Recorded data Start Marker

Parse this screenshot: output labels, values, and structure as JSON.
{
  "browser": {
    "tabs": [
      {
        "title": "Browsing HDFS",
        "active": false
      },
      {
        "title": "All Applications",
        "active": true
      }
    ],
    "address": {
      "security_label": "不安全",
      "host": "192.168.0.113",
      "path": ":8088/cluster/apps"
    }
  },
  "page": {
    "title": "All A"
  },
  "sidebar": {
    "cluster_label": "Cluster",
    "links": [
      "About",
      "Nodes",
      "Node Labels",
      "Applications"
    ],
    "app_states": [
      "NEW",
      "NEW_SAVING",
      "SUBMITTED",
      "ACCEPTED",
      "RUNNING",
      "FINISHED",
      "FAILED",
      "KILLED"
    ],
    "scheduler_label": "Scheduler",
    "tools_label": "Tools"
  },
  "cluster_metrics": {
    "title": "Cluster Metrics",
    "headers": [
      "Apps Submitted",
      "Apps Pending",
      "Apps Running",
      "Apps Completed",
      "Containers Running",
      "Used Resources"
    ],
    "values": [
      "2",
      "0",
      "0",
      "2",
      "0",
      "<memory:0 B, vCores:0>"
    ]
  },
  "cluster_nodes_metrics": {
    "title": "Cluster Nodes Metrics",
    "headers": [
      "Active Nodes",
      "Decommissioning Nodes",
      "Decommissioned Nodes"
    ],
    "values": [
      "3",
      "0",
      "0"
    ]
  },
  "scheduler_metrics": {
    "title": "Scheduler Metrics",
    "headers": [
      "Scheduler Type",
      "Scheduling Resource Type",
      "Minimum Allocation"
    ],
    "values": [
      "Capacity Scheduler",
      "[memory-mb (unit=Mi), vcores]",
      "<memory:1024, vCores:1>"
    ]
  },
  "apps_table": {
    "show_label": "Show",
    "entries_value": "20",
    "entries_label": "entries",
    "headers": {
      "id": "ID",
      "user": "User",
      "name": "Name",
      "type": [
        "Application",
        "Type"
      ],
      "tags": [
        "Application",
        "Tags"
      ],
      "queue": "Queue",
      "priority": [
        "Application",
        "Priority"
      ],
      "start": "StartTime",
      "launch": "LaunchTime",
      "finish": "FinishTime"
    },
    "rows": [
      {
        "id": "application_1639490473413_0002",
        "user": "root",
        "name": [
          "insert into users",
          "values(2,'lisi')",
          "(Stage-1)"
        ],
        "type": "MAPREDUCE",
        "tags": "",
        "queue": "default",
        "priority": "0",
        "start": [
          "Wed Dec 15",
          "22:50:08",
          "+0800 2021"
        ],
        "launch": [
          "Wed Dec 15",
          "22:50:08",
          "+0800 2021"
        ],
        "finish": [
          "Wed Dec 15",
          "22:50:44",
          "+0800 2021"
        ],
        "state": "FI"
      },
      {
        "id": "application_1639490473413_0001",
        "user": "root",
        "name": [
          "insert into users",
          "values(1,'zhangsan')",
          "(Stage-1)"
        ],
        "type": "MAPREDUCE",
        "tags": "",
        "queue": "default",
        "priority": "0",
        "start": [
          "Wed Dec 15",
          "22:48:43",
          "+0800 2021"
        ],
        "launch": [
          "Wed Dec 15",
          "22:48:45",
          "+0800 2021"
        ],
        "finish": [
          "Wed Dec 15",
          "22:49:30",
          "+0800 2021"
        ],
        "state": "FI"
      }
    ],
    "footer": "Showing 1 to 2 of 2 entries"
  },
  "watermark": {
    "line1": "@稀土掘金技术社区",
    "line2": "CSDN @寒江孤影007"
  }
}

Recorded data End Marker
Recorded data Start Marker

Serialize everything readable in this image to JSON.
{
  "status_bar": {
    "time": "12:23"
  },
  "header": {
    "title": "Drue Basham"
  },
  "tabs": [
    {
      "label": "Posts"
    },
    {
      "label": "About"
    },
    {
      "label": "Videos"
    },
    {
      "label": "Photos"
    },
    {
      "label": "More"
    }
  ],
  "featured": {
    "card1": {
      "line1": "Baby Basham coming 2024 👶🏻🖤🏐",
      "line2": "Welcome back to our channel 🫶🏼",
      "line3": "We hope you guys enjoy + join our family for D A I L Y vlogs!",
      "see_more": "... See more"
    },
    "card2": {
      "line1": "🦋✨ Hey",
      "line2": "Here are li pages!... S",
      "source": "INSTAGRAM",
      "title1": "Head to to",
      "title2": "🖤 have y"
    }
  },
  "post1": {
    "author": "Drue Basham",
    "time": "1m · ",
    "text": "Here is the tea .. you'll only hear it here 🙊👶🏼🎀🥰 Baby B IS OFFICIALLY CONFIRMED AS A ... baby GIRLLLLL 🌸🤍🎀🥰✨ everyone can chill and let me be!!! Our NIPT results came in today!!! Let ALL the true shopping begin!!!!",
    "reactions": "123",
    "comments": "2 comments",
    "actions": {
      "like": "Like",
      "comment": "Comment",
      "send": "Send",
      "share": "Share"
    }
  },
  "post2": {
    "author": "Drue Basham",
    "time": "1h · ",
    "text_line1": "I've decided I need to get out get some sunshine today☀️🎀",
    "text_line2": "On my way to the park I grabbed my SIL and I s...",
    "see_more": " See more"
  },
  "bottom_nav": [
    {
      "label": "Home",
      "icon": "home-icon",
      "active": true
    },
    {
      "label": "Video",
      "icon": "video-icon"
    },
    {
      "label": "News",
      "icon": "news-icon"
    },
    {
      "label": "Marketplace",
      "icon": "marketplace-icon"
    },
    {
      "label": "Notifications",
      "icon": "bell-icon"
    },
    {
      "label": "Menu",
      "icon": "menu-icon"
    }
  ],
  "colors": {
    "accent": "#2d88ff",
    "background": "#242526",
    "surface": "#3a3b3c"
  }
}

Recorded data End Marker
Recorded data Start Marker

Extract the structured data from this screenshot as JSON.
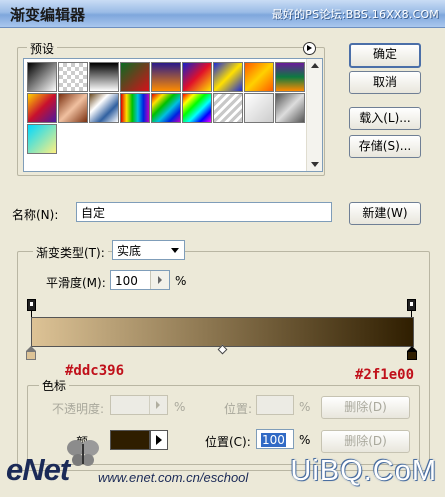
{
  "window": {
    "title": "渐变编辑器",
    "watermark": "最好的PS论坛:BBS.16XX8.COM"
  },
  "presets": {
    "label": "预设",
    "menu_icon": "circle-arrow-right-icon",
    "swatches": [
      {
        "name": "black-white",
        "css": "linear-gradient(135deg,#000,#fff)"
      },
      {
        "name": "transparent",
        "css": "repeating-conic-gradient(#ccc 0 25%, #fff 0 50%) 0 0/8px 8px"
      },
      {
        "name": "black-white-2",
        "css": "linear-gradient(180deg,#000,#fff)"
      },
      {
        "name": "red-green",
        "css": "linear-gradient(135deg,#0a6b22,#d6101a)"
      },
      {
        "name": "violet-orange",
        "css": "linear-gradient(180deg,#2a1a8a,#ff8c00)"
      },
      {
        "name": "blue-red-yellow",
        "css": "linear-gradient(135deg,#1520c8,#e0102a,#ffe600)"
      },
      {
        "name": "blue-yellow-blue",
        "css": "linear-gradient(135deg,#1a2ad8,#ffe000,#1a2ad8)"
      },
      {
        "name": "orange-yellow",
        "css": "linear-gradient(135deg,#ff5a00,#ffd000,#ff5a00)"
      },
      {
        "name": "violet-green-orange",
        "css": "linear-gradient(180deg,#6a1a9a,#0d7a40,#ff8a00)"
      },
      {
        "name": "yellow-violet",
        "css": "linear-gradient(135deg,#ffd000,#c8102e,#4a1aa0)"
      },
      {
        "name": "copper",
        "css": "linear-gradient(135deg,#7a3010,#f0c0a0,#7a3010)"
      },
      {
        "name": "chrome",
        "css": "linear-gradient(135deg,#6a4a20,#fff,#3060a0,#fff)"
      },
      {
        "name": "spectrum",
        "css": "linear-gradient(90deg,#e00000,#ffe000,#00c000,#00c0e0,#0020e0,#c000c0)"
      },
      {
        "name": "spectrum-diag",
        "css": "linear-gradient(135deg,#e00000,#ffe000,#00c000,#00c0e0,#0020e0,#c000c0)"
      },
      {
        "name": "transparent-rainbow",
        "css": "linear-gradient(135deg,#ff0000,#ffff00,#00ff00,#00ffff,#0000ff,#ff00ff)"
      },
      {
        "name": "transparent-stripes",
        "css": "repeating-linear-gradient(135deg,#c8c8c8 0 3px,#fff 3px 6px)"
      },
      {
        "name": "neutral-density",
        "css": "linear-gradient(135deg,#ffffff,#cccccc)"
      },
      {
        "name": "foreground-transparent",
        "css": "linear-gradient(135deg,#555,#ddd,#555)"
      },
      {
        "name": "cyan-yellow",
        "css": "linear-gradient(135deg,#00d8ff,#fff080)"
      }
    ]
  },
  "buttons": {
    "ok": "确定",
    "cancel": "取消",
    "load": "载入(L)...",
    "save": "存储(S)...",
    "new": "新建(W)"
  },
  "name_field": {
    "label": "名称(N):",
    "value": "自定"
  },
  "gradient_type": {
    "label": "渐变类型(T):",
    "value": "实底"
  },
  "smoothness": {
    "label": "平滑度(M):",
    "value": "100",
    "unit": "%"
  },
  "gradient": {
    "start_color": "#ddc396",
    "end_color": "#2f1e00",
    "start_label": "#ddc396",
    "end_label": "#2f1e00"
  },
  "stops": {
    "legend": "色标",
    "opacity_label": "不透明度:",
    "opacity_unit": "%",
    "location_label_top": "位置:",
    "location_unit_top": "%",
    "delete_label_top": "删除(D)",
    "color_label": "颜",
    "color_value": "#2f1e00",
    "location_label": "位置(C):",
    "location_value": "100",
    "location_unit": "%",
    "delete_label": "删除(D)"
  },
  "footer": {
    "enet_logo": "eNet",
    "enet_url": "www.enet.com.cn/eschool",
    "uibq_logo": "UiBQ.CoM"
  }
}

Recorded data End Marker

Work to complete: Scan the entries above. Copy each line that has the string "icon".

Written response:
      "icon": "home-icon",
      "icon": "video-icon"
      "icon": "news-icon"
      "icon": "marketplace-icon"
      "icon": "bell-icon"
      "icon": "menu-icon"
    "menu_icon": "circle-arrow-right-icon",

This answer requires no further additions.